Savannah Energy has signed an agreement with the government of the Republic of Niger for a 250 MW wind farm, which will be the first in the African country.
Savannah Energy signed an agreement with the Ministry of Petroleum, Energy and Renewable Energies of the Republic of Niger for the construction and operation of Parc Eolien de la Tarka.
It will be built on the basis of an Independent Power Producer (IPP) in the Tahoua region of southern Niger.
The project is expected to be sanctioned in 2023, with first power generation in 2025.
Parc Eolien de la Tarka is expected to be owned by a Savannah subsidiary, Savannah Parc Eolien de la Tarka (SPET).
The wind farm will house up to 60 wind turbines.
In the initial phase of the project, SPET will carry out a 24-month feasibility study that will include an assessment to confirm wind conditions and an assessment of how the power generated would be incorporated into national and regional power grids.
The project is expected to take advantage of the development of the West African Power Pool (WAPP), a high-voltage interconnection network that allows energy exchanges between the countries of the region and greater stability of the network.
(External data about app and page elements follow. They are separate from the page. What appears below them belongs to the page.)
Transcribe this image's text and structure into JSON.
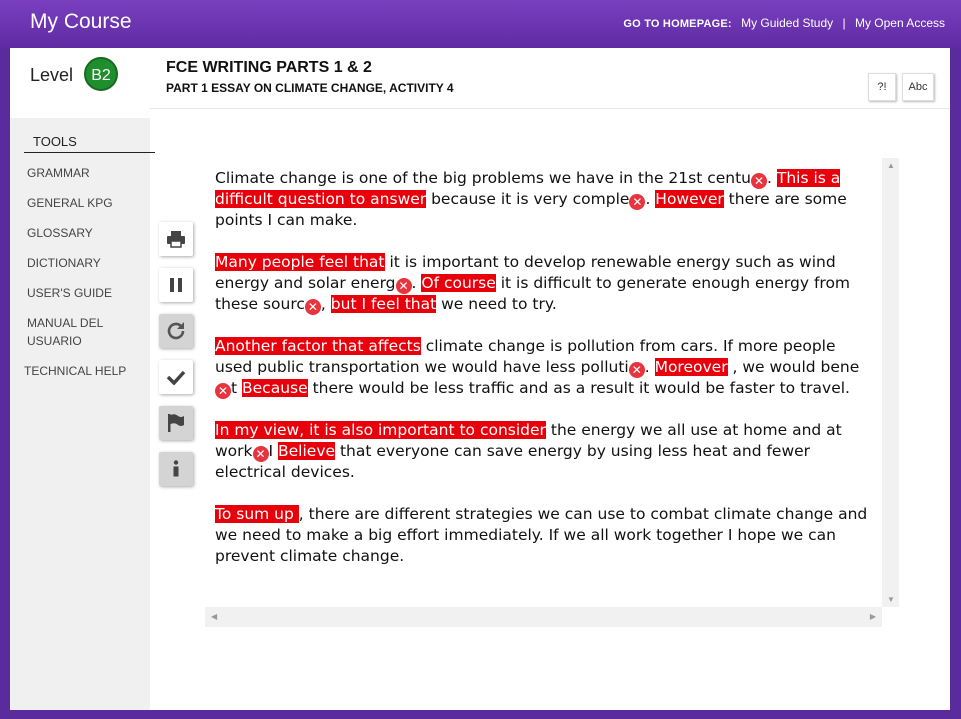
{
  "app": {
    "title": "My Course"
  },
  "topnav": {
    "go_label": "GO TO HOMEPAGE:",
    "guided": "My Guided Study",
    "sep": "|",
    "open": "My Open Access"
  },
  "level": {
    "label": "Level",
    "badge": "B2"
  },
  "header": {
    "title": "FCE WRITING PARTS 1 & 2",
    "subtitle": "PART 1 ESSAY ON CLIMATE CHANGE, ACTIVITY 4",
    "help_btn": "?!",
    "abc_btn": "Abc"
  },
  "sidebar": {
    "heading": "TOOLS",
    "items": [
      "GRAMMAR",
      "GENERAL KPG",
      "GLOSSARY",
      "DICTIONARY",
      "USER'S GUIDE",
      "MANUAL DEL USUARIO",
      "TECHNICAL HELP"
    ]
  },
  "toolbar": {
    "icons": [
      "print-icon",
      "pause-icon",
      "redo-icon",
      "check-icon",
      "flag-icon",
      "info-icon"
    ]
  },
  "essay": {
    "error_mark": "✕",
    "paragraphs": [
      [
        {
          "t": "Climate change is one of the big problems we have in the 21st centu"
        },
        {
          "x": true
        },
        {
          "t": ". "
        },
        {
          "t": "This is a difficult question to answer",
          "h": true
        },
        {
          "t": " because it is very comple"
        },
        {
          "x": true
        },
        {
          "t": ". "
        },
        {
          "t": "However",
          "h": true
        },
        {
          "t": " there are some points I can make."
        }
      ],
      [
        {
          "t": "Many people feel that",
          "h": true
        },
        {
          "t": " it is important to develop renewable energy such as wind energy and solar energ"
        },
        {
          "x": true
        },
        {
          "t": ". "
        },
        {
          "t": "Of course",
          "h": true
        },
        {
          "t": " it is difficult to generate enough energy from these sourc"
        },
        {
          "x": true
        },
        {
          "t": ", "
        },
        {
          "t": "but I feel that",
          "h": true
        },
        {
          "t": " we need to try."
        }
      ],
      [
        {
          "t": "Another factor that affects",
          "h": true
        },
        {
          "t": " climate change is pollution from cars. If more people used public transportation we would have less polluti"
        },
        {
          "x": true
        },
        {
          "t": ". "
        },
        {
          "t": "Moreover",
          "h": true
        },
        {
          "t": " , we would bene"
        },
        {
          "x": true
        },
        {
          "t": "t "
        },
        {
          "t": "Because",
          "h": true
        },
        {
          "t": " there would be less traffic and as a result it would be faster to travel."
        }
      ],
      [
        {
          "t": "In my view, it is also important to consider",
          "h": true
        },
        {
          "t": " the energy we all use at home and at work"
        },
        {
          "x": true
        },
        {
          "t": "I "
        },
        {
          "t": "Believe",
          "h": true
        },
        {
          "t": " that everyone can save energy by using less heat and fewer electrical devices."
        }
      ],
      [
        {
          "t": "To sum up ",
          "h": true
        },
        {
          "t": " , there are different strategies we can use to combat climate change and we need to make a big effort immediately. If we all work together I hope we can prevent climate change."
        }
      ]
    ]
  },
  "colors": {
    "brand": "#5e2ba2",
    "highlight": "#e8000b",
    "level_badge": "#1f8f2d"
  }
}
Niger is scheduled to connect to the WAPP in 2023 through a 330 kV line financed by the World Bank, the African Development Bank, the European Union and the Agence Francaise de Developmentpement.
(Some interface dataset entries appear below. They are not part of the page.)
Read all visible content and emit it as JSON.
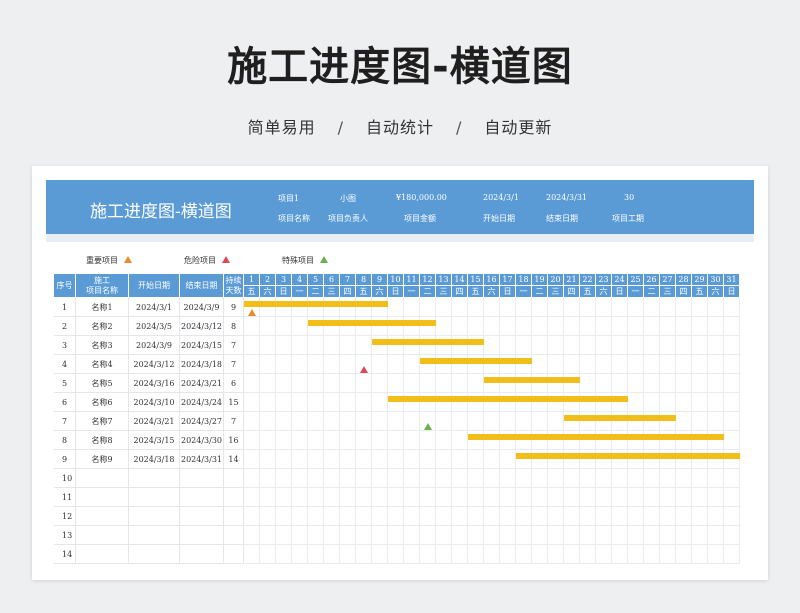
{
  "title": "施工进度图-横道图",
  "features": [
    "简单易用",
    "自动统计",
    "自动更新"
  ],
  "separator": "/",
  "banner": {
    "title": "施工进度图-横道图",
    "values": [
      "项目1",
      "小图",
      "¥180,000.00",
      "2024/3/1",
      "2024/3/31",
      "30"
    ],
    "labels": [
      "项目名称",
      "项目负责人",
      "项目金额",
      "开始日期",
      "结束日期",
      "项目工期"
    ]
  },
  "legend": [
    {
      "label": "重要项目",
      "color": "#e98b2a"
    },
    {
      "label": "危险项目",
      "color": "#e0465a"
    },
    {
      "label": "特殊项目",
      "color": "#6ab04c"
    }
  ],
  "headers": {
    "index": "序号",
    "name_line1": "施工",
    "name_line2": "项目名称",
    "start": "开始日期",
    "end": "结束日期",
    "dur_line1": "持续",
    "dur_line2": "天数"
  },
  "days": [
    "1",
    "2",
    "3",
    "4",
    "5",
    "6",
    "7",
    "8",
    "9",
    "10",
    "11",
    "12",
    "13",
    "14",
    "15",
    "16",
    "17",
    "18",
    "19",
    "20",
    "21",
    "22",
    "23",
    "24",
    "25",
    "26",
    "27",
    "28",
    "29",
    "30",
    "31"
  ],
  "weekdays": [
    "五",
    "六",
    "日",
    "一",
    "二",
    "三",
    "四",
    "五",
    "六",
    "日",
    "一",
    "二",
    "三",
    "四",
    "五",
    "六",
    "日",
    "一",
    "二",
    "三",
    "四",
    "五",
    "六",
    "日",
    "一",
    "二",
    "三",
    "四",
    "五",
    "六",
    "日"
  ],
  "colors": {
    "header": "#5a9bd5",
    "bar": "#f2be1a"
  },
  "rows": [
    {
      "idx": "1",
      "name": "名称1",
      "start": "2024/3/1",
      "end": "2024/3/9",
      "dur": "9",
      "bar": [
        1,
        9
      ],
      "marker": {
        "type": "重要项目",
        "day": 1
      }
    },
    {
      "idx": "2",
      "name": "名称2",
      "start": "2024/3/5",
      "end": "2024/3/12",
      "dur": "8",
      "bar": [
        5,
        12
      ]
    },
    {
      "idx": "3",
      "name": "名称3",
      "start": "2024/3/9",
      "end": "2024/3/15",
      "dur": "7",
      "bar": [
        9,
        15
      ]
    },
    {
      "idx": "4",
      "name": "名称4",
      "start": "2024/3/12",
      "end": "2024/3/18",
      "dur": "7",
      "bar": [
        12,
        18
      ],
      "marker": {
        "type": "危险项目",
        "day": 8
      }
    },
    {
      "idx": "5",
      "name": "名称5",
      "start": "2024/3/16",
      "end": "2024/3/21",
      "dur": "6",
      "bar": [
        16,
        21
      ]
    },
    {
      "idx": "6",
      "name": "名称6",
      "start": "2024/3/10",
      "end": "2024/3/24",
      "dur": "15",
      "bar": [
        10,
        24
      ]
    },
    {
      "idx": "7",
      "name": "名称7",
      "start": "2024/3/21",
      "end": "2024/3/27",
      "dur": "7",
      "bar": [
        21,
        27
      ],
      "marker": {
        "type": "特殊项目",
        "day": 12
      }
    },
    {
      "idx": "8",
      "name": "名称8",
      "start": "2024/3/15",
      "end": "2024/3/30",
      "dur": "16",
      "bar": [
        15,
        30
      ]
    },
    {
      "idx": "9",
      "name": "名称9",
      "start": "2024/3/18",
      "end": "2024/3/31",
      "dur": "14",
      "bar": [
        18,
        31
      ]
    },
    {
      "idx": "10",
      "name": "",
      "start": "",
      "end": "",
      "dur": ""
    },
    {
      "idx": "11",
      "name": "",
      "start": "",
      "end": "",
      "dur": ""
    },
    {
      "idx": "12",
      "name": "",
      "start": "",
      "end": "",
      "dur": ""
    },
    {
      "idx": "13",
      "name": "",
      "start": "",
      "end": "",
      "dur": ""
    },
    {
      "idx": "14",
      "name": "",
      "start": "",
      "end": "",
      "dur": ""
    }
  ]
}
The construction phase of the project is expected to create more than 500 jobs.
Savannah expects to finance the Project from a combination of its own internally generated cash flows and project-specific debt.
Sani Mahamadou, Minister of Petroleum, Energy and Renewable Energies of the Republic of Niger, said: “I am delighted to announce today our plans for the development of Parc Eolien de la Tarka.
“This is a truly transformational project for Niger, which could significantly increase power generation capacity in the country’s grid.
“Such a project is expected to spur a significant increase in economic activity across our country, directly and indirectly creating thousands of jobs over the course of the next decade.”